• _WHAT THIS TASK INVOLVES_
The task calls for each line of the records below in which the word "JSON" appears.

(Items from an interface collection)
[Start of section]

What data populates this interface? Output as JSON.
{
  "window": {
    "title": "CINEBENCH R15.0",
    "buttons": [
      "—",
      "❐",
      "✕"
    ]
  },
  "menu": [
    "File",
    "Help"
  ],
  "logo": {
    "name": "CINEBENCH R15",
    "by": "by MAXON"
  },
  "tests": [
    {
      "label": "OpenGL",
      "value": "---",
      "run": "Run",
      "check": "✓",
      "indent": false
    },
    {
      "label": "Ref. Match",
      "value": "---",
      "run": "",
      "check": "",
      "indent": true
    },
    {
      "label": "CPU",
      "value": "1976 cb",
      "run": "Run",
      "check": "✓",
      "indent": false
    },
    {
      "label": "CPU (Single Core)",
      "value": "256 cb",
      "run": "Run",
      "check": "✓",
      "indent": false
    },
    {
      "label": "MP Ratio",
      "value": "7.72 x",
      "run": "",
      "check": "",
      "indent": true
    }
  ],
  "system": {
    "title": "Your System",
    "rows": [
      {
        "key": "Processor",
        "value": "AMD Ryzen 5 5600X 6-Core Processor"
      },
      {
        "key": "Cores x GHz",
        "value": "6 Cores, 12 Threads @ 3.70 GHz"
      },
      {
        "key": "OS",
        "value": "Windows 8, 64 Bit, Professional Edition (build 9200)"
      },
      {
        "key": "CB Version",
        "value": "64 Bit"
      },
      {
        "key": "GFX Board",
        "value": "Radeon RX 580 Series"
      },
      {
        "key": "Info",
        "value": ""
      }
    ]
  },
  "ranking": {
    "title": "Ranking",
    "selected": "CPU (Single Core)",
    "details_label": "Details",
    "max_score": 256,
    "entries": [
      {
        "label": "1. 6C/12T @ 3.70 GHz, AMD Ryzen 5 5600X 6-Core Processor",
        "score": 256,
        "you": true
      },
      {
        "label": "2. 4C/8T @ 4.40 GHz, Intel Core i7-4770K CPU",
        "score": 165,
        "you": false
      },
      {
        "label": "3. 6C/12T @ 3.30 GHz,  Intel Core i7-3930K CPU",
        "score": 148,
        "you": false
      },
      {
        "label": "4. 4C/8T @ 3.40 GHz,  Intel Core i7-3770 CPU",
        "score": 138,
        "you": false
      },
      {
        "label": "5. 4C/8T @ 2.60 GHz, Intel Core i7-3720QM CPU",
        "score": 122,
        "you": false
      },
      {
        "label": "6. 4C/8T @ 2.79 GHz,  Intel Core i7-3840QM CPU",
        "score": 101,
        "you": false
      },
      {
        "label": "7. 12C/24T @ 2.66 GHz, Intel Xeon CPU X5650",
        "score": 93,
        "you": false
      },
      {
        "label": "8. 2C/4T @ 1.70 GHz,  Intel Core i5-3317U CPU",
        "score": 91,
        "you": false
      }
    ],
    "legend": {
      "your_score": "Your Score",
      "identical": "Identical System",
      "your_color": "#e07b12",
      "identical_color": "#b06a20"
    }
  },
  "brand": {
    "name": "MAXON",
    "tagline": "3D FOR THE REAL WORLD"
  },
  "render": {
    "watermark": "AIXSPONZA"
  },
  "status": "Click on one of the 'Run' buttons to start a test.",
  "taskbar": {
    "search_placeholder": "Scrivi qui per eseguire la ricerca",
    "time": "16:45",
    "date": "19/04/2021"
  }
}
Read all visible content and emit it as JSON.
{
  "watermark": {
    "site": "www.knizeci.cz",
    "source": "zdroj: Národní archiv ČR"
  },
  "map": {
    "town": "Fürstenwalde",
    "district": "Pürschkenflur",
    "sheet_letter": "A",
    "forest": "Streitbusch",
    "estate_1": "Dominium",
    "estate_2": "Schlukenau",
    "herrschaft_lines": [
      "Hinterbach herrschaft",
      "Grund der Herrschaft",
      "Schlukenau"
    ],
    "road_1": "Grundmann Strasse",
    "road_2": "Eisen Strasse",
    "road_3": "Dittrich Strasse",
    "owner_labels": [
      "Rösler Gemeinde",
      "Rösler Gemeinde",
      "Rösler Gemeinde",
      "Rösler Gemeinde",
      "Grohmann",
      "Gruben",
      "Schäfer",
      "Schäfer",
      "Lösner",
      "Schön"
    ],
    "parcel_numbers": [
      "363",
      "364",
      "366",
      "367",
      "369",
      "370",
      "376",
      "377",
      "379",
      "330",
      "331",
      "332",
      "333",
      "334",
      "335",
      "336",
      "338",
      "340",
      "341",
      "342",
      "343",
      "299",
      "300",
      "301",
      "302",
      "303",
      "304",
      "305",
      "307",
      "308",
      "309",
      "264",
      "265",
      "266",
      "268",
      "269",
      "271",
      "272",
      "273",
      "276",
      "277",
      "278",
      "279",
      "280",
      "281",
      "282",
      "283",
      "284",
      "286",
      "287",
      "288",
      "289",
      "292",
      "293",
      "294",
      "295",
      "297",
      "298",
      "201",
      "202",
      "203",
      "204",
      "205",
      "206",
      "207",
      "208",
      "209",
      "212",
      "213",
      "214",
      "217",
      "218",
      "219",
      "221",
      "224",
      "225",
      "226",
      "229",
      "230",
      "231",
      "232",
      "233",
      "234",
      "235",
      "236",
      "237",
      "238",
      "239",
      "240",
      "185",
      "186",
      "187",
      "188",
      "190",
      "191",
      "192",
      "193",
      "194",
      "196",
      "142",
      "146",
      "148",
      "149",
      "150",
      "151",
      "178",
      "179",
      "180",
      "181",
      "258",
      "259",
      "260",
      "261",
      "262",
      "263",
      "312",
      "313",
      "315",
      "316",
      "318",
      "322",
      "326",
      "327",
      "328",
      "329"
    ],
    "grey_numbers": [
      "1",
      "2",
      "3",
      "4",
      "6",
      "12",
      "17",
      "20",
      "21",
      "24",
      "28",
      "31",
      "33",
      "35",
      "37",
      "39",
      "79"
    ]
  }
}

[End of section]

• _EXERCISE SOLUTION_
What data populates this interface? Output as JSON.
Read all visible content and emit it as JSON.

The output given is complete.